Component data from apps and pages -
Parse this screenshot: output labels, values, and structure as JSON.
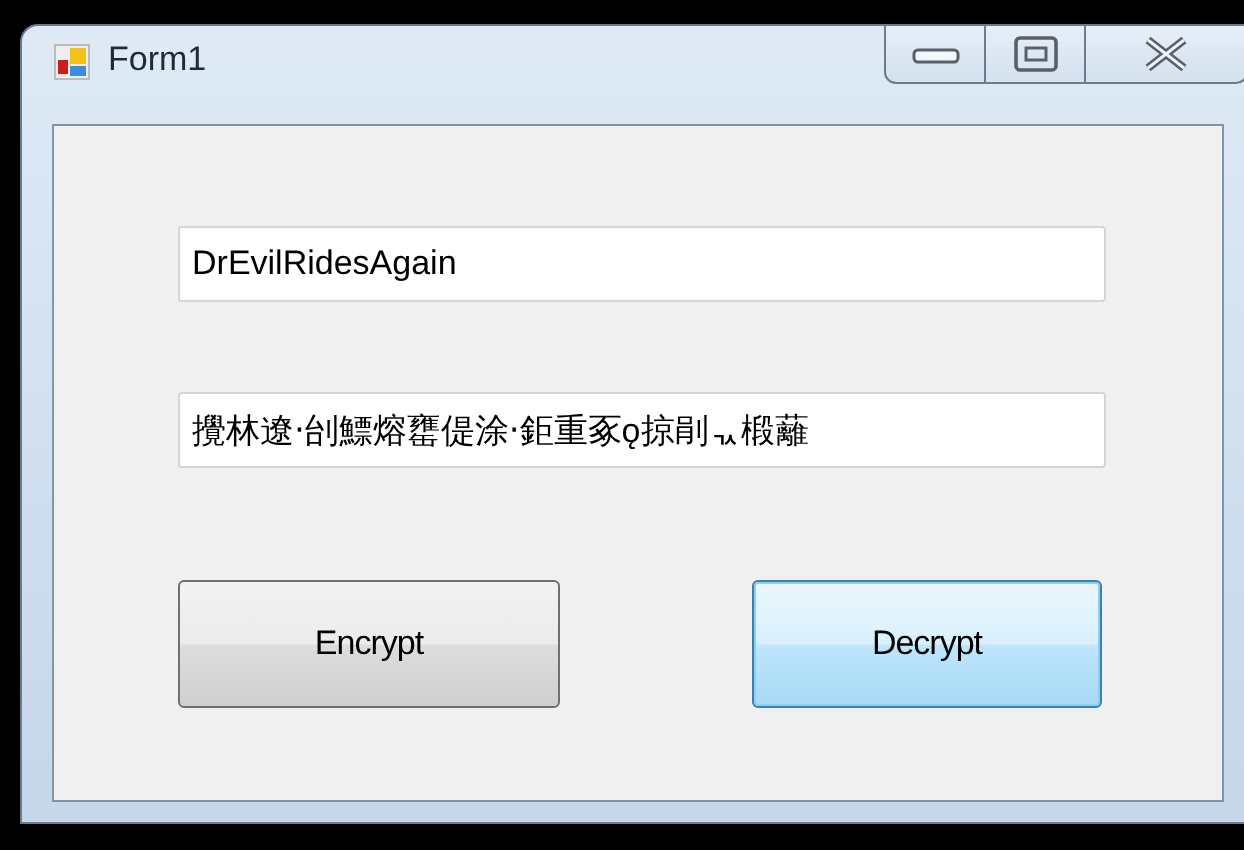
{
  "window": {
    "title": "Form1"
  },
  "fields": [
    {
      "value": "DrEvilRidesAgain"
    },
    {
      "value": "攪林遼‧刣鰾熔罋偍涂‧鉅重豖ǫ掠剈ᆪ椴蘺"
    }
  ],
  "buttons": [
    {
      "label": "Encrypt",
      "focused": false
    },
    {
      "label": "Decrypt",
      "focused": true
    }
  ]
}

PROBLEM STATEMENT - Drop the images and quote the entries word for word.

EXERCISE ANSWER -
Parse this screenshot: output labels, values, and structure as JSON.
{
  "window": {
    "title": "Form1"
  },
  "fields": [
    {
      "value": "DrEvilRidesAgain"
    },
    {
      "value": "攪林遼‧刣鰾熔罋偍涂‧鉅重豖ǫ掠剈ᆪ椴蘺"
    }
  ],
  "buttons": [
    {
      "label": "Encrypt",
      "focused": false
    },
    {
      "label": "Decrypt",
      "focused": true
    }
  ]
}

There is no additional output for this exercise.